● Your goal:
Where does the string "just" occur in the records below? Copy every line that holds it.

● Provided entries:
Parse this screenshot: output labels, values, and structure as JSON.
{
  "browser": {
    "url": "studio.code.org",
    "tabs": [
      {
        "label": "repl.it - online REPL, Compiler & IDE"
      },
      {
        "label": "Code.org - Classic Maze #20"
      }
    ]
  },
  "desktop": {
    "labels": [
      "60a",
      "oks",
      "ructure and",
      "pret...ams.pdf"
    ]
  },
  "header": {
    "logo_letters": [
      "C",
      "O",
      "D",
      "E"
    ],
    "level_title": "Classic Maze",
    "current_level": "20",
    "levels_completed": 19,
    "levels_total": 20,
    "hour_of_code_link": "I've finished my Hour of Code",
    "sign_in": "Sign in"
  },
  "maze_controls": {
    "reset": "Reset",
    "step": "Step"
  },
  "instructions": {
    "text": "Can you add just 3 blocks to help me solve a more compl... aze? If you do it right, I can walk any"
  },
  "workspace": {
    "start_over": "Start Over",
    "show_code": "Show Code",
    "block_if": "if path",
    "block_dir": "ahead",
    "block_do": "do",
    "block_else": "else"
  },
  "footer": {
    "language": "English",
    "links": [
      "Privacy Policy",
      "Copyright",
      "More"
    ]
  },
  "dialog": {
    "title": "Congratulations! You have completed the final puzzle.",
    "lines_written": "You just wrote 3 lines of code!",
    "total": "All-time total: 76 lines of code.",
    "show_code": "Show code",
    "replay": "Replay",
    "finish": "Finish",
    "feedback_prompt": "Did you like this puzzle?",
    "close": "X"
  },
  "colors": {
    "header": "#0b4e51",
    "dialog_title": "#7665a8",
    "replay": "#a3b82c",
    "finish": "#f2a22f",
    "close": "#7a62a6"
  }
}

● Answer:
    "text": "Can you add just 3 blocks to help me solve a more compl... aze? If you do it right, I can walk any"
    "lines_written": "You just wrote 3 lines of code!",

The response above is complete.